EXERCISE: Your task is to retype the listing word for word.

SOURCE MATERIAL:
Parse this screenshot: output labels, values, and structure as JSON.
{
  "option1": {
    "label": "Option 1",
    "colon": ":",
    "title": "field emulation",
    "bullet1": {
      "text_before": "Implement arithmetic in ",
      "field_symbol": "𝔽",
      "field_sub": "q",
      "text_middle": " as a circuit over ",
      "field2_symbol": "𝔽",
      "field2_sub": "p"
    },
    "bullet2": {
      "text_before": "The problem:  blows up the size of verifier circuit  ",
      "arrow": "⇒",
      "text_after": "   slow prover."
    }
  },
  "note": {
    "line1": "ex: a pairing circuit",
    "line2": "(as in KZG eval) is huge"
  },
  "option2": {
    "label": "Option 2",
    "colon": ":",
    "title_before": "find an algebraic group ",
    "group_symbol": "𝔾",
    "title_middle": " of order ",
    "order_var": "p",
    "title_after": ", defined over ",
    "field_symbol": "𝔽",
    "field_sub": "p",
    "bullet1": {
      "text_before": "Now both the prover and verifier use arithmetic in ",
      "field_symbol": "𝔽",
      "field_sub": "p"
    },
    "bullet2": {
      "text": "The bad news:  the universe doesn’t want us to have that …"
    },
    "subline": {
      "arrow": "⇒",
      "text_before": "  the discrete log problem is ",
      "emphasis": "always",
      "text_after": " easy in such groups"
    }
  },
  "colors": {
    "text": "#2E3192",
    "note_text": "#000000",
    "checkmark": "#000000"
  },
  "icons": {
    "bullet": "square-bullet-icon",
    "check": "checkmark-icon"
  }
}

EXPECTED OUTPUT:
Parse this screenshot: output labels, values, and structure as JSON.
{
  "option1": {
    "label": "Option 1",
    "colon": ":",
    "title": "field emulation",
    "bullet1": {
      "text_before": "Implement arithmetic in ",
      "field_symbol": "𝔽",
      "field_sub": "q",
      "text_middle": " as a circuit over ",
      "field2_symbol": "𝔽",
      "field2_sub": "p"
    },
    "bullet2": {
      "text_before": "The problem:  blows up the size of verifier circuit  ",
      "arrow": "⇒",
      "text_after": "   slow prover."
    }
  },
  "note": {
    "line1": "ex: a pairing circuit",
    "line2": "(as in KZG eval) is huge"
  },
  "option2": {
    "label": "Option 2",
    "colon": ":",
    "title_before": "find an algebraic group ",
    "group_symbol": "𝔾",
    "title_middle": " of order ",
    "order_var": "p",
    "title_after": ", defined over ",
    "field_symbol": "𝔽",
    "field_sub": "p",
    "bullet1": {
      "text_before": "Now both the prover and verifier use arithmetic in ",
      "field_symbol": "𝔽",
      "field_sub": "p"
    },
    "bullet2": {
      "text": "The bad news:  the universe doesn’t want us to have that …"
    },
    "subline": {
      "arrow": "⇒",
      "text_before": "  the discrete log problem is ",
      "emphasis": "always",
      "text_after": " easy in such groups"
    }
  },
  "colors": {
    "text": "#2E3192",
    "note_text": "#000000",
    "checkmark": "#000000"
  },
  "icons": {
    "bullet": "square-bullet-icon",
    "check": "checkmark-icon"
  }
}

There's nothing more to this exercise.